Photo of Mr William Thorne Mr William Thorne , West Ham Plaistow

May I ask whether in the recruitment for this service the social position of the men in question will be inquired into?

Photo of Mr John Gilmour Mr John Gilmour , Glasgow Pollok

All inquiries that are made as to recruitment of any person coming into the Police Force will apply to both classes.

Photo of Mr Aneurin Bevan Mr Aneurin Bevan , Ebbw Vale

Are they to have special uniforms—brown shirts?

Photo of Mr David Adams Mr David Adams , Poplar South Poplar

38.

asked the Home Secretary whether the appointment of the Commissioner of the Metropolitan Police is a full time and full pay appointment; whether his attention has been drawn to the engagement of the present commissioner on inspection duties of the Royal Air Force; and whether such duties call for the special appointment of a deputy or assistant at New Scotland Yard during such times?

Photo of Mr John Gilmour Mr John Gilmour , Glasgow Pollok

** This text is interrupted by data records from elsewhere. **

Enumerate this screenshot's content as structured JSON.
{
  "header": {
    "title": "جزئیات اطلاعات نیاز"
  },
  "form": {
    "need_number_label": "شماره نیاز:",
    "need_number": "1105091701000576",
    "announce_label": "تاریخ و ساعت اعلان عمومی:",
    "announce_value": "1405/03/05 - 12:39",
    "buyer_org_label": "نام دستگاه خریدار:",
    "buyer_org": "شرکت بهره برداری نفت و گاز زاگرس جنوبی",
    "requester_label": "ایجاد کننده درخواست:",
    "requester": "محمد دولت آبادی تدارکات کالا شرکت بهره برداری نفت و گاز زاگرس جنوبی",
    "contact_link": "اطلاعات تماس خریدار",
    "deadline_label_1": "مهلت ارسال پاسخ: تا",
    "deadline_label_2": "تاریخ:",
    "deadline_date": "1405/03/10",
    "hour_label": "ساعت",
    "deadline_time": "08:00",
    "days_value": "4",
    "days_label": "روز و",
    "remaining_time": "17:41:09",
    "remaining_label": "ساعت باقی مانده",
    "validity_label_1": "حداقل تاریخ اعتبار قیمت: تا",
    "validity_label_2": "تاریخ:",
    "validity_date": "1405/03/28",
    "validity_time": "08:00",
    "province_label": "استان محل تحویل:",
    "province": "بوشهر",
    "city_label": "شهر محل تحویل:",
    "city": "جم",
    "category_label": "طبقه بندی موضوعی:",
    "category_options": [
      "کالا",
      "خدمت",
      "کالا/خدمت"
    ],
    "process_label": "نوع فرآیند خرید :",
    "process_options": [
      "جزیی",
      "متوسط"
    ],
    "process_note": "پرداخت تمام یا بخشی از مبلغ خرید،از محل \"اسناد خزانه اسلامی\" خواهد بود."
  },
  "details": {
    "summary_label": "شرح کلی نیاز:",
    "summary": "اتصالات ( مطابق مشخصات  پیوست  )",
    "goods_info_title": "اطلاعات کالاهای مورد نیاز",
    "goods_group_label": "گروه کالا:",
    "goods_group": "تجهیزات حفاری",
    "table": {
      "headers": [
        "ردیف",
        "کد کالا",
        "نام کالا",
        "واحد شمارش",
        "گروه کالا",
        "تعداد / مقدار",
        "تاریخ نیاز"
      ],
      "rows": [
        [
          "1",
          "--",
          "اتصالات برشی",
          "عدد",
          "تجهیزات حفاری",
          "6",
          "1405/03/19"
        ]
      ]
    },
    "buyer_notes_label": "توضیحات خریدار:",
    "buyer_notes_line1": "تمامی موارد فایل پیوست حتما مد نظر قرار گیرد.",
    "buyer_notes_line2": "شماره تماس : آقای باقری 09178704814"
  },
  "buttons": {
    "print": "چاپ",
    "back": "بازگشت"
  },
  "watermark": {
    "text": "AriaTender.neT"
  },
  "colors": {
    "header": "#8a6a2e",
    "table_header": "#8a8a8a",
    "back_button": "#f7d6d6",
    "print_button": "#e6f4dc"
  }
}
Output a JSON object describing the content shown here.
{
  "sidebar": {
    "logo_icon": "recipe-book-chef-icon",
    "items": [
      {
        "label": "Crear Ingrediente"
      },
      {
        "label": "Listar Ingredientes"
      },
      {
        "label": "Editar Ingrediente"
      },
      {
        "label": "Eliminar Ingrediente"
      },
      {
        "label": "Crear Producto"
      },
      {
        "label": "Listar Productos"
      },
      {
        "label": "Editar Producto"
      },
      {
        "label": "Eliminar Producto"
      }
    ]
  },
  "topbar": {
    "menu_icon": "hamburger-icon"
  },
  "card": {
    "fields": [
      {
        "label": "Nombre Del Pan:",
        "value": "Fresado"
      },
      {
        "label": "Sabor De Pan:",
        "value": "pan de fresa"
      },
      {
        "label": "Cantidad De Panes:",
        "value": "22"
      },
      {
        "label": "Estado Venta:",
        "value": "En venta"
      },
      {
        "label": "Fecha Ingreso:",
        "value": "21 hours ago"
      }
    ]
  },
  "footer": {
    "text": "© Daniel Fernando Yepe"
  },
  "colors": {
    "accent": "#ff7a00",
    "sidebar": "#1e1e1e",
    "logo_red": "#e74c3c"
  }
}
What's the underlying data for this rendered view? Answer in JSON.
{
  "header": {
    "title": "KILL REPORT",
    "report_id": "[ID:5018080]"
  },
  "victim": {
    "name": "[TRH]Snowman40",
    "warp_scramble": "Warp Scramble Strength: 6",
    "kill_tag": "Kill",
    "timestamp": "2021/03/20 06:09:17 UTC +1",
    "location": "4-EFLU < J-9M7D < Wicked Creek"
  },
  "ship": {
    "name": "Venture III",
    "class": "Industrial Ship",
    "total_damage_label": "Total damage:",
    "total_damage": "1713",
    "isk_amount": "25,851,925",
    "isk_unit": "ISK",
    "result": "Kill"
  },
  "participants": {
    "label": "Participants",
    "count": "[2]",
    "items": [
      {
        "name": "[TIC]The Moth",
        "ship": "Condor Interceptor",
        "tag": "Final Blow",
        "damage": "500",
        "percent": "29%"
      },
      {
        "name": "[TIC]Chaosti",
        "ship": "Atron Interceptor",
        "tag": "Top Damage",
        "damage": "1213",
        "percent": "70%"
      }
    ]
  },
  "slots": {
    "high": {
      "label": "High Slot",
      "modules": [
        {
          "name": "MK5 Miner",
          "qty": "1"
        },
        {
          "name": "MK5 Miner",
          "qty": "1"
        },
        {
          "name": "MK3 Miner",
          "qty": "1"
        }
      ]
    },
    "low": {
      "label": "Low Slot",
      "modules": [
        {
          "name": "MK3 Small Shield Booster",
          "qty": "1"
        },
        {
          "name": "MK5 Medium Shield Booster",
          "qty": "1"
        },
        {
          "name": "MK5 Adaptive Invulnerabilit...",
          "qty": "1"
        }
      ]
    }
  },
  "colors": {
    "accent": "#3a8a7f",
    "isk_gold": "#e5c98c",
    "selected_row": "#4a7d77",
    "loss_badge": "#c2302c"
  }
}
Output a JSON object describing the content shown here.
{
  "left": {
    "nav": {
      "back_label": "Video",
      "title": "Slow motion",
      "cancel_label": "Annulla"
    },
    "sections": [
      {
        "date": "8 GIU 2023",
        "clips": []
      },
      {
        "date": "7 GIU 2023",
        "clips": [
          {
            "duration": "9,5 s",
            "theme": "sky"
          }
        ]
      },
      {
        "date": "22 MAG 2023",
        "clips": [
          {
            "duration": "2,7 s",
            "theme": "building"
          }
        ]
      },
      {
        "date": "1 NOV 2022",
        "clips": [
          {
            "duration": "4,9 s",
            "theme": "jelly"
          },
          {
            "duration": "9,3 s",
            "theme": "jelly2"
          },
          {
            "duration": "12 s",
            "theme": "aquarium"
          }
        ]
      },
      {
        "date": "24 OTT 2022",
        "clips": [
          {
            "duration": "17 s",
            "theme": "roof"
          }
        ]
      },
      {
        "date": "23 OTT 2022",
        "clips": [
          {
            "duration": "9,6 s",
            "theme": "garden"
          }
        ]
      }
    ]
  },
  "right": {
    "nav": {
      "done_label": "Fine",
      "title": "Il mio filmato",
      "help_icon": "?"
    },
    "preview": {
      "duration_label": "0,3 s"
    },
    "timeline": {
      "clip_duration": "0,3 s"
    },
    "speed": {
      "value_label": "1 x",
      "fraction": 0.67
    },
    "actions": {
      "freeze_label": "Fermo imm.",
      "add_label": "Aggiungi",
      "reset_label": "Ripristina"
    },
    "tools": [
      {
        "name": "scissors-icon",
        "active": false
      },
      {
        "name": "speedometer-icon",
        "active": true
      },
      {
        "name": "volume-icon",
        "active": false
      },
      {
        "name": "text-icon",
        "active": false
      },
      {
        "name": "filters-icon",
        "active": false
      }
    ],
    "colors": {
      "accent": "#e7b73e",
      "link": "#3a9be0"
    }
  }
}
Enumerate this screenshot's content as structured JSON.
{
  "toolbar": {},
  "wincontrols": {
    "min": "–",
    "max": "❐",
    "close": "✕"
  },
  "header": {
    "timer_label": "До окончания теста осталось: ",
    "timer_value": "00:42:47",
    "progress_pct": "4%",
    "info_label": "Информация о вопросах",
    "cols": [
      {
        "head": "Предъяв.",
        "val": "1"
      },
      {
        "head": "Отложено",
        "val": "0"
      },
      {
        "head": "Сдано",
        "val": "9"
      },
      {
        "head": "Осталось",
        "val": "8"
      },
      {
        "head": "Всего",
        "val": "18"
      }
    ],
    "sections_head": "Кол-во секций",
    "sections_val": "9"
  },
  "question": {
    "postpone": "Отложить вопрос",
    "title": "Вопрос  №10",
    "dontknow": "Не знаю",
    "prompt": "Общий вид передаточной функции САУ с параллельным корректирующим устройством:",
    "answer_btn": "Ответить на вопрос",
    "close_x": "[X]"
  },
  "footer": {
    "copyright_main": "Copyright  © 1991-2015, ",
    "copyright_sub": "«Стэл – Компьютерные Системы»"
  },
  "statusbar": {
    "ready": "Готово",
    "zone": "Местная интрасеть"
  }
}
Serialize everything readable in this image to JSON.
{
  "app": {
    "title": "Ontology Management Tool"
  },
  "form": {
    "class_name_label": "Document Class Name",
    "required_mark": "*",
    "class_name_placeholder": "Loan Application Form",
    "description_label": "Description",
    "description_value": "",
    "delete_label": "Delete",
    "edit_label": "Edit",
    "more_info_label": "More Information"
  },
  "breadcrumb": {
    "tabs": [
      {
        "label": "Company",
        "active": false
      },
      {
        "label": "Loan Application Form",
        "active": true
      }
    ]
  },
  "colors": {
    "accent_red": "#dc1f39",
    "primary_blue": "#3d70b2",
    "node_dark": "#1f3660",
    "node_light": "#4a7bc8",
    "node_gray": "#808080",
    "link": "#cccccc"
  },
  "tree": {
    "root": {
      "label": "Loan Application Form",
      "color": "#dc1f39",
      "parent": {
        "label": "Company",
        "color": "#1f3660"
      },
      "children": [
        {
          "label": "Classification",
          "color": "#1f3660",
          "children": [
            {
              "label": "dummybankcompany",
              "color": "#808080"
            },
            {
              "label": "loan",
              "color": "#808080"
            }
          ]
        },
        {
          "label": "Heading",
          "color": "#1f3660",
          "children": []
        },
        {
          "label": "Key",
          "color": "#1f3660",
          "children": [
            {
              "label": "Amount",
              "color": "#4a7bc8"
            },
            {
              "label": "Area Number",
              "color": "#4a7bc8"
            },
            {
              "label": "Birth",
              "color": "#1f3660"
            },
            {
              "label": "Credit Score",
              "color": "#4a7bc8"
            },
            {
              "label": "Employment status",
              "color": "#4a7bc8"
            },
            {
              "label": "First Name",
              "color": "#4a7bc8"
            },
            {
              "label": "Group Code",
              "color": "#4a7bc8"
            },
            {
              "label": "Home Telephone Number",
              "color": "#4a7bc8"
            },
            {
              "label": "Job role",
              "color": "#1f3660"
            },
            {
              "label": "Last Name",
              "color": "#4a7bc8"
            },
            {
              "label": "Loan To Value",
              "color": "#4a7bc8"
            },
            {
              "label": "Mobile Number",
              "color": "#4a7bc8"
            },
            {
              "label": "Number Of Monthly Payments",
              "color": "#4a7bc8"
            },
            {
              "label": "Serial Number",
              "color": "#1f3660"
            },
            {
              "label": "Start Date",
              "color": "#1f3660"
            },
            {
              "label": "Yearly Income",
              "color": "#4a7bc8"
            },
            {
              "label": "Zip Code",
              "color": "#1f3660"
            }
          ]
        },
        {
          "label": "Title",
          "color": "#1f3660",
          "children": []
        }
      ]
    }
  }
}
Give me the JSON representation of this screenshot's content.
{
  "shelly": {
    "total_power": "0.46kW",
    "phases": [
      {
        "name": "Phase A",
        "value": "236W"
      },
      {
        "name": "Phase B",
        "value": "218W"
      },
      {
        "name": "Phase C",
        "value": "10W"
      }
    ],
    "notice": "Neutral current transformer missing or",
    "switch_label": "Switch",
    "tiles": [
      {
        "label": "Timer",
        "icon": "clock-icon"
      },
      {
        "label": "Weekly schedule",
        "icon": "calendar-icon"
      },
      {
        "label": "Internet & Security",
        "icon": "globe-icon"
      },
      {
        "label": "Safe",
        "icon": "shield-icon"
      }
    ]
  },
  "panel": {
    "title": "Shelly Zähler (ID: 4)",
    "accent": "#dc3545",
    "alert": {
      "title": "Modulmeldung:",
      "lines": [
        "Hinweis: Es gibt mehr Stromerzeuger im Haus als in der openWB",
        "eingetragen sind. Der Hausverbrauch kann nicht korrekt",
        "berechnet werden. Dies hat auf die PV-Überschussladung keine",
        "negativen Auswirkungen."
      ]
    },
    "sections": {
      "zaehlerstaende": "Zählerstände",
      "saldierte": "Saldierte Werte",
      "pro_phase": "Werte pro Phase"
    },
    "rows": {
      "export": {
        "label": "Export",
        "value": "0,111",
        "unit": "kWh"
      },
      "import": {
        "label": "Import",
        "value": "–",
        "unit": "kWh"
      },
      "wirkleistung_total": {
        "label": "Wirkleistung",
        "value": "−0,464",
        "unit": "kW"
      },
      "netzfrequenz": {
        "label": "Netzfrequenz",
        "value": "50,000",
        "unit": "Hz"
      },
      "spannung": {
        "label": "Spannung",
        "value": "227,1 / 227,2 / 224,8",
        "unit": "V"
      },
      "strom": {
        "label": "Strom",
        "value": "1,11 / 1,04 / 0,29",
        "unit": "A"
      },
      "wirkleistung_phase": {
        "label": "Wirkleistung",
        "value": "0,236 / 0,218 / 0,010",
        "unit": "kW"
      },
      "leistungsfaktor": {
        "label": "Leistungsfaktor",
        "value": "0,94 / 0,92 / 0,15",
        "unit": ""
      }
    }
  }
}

Lord Trenchard's appointment as Commissioner of Police is a full-time appointment. With regard to the second part of the question, the facts are that he was invited to visit one of the depots of the Royal Air Force on the 25th July and that he accepted the invitation. It has long been customary to invite distinguished officers to pay visits of that kind; it is an honour to them, and I cannot think that any exception can reasonably be taken to the spending of a few hours in that way. No special appointment at New Scotland Yard was required on the occasion referred to.